- Haley says: “Kallaway’s reckless behavior jeopardized the ASUO’s contract with Lane Transit District … Furthermore, her neglect disenfranchised student programs from contacting the ASUO President, who is responsible for the administration of ASUO Programs.”
- Kallaway responds: Haley “provides no evidence to substantiate her allegation of unanswered communications for two months … There is no requirement that states that the ASUO President is required to check electronic mail on a regular basis, even though (Kallaway) has done so since she began her current role.”
4. Haley accuses Kallaway of impropriety in meeting with former ASUO President Jared Axelrod while on a student-funded trip to Washington, D.C.
- Facts of the matter: Kallaway said she did meet with Axelrod while on the trip.
- Haley says: “Emma Kallaway’s incidental-fee-funded political meeting was wrong and dangerous for the integrity of student government.”
- Kallaway responds: Haley “has no proof that any meeting between (Kallaway) and Axelrod took place.

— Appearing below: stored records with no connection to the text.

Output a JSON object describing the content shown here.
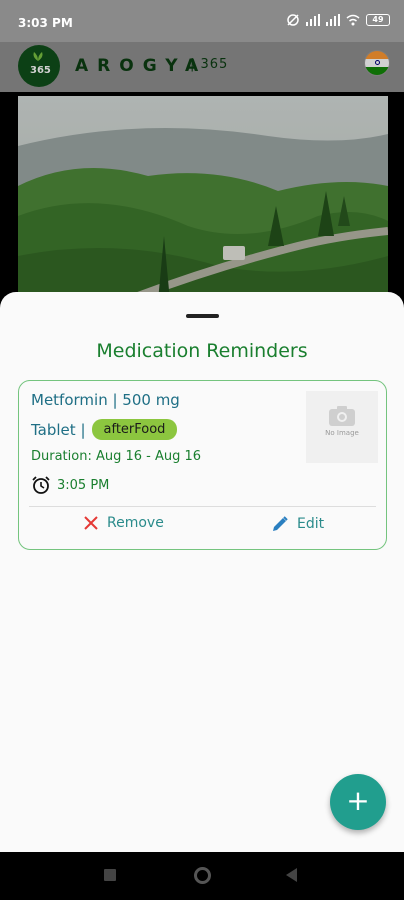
{
  "status_bar": {
    "time": "3:03 PM",
    "battery": "49"
  },
  "app_bar": {
    "logo_text": "365",
    "brand": "AROGYA",
    "brand_sub": "| 365",
    "flag_colors": [
      "#ff9933",
      "#ffffff",
      "#138808"
    ]
  },
  "sheet": {
    "title": "Medication Reminders"
  },
  "reminder": {
    "name_dose": "Metformin | 500 mg",
    "form": "Tablet |",
    "timing": "afterFood",
    "duration": "Duration: Aug 16 - Aug 16",
    "time": "3:05 PM",
    "no_image": "No Image",
    "remove_label": "Remove",
    "edit_label": "Edit"
  },
  "fab": {
    "label": "+"
  },
  "colors": {
    "accent_green": "#1a7f2f",
    "teal": "#219e8e",
    "pill": "#8cc63f",
    "remove_red": "#e53935"
  }
}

Without any proof, this claim is unsubstantiated, and should be dismissed … (Kallaway) believes (Haley) is pointing to Senate Rule 12.5(a)(I)(ii)(1)(c). However, the Senate Rules clearly only apply to members of the Student Senate, which (Kallaway) is not a part of … Put simply, there is no rule or constitutional clause that prohibits students from the University of Oregon from talking with other people while they are attending a student fee funded event.”
5. Haley alleges that, in hiring senior Ella Barrett, a personal friend who worked on her campaign, Kallaway violated ASUO affirmative action policies.

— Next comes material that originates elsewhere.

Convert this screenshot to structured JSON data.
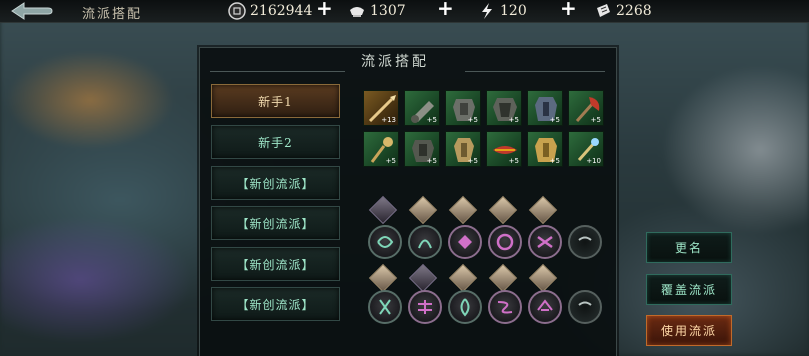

- Facts of the matter: Kallaway’s appointment of Barrett was occasioned by controversy, and some ASUO staffers predicted Barrett’s appointment before it happened. At the time, former ASUO Sen. Carina Miller, who also applied for the position, complained. Kallaway subsequently appointed Miller to her old Senate seat.
- Haley says: “Two students with more experience than Ella Barrett also applied for the position of ASUO Chief of Staff. The two students, Carina Miller and Diego Hernandez, were not only more qualified than Ella Barrett (both having served on the ASUO Senate and leading student unions), but they are both students of color.” Note: Kallaway said Miller applied but Hernandez didn’t.
- Kallaway responds: “(Haley) claims that another candidate was more experienced than Ella Barrett, the current Chief of Staff, by the pure opinion that the other applicant’s experience, as well as (Haley’s) assertion that the other applicant self-identifies as a student of color, qualifies the applicant for the position. However, Barrett was chosen for many reasons, including superior qualifications, most notably, past service on staff of the ASUO Executive, proven track record, and vision and objectives for the position.”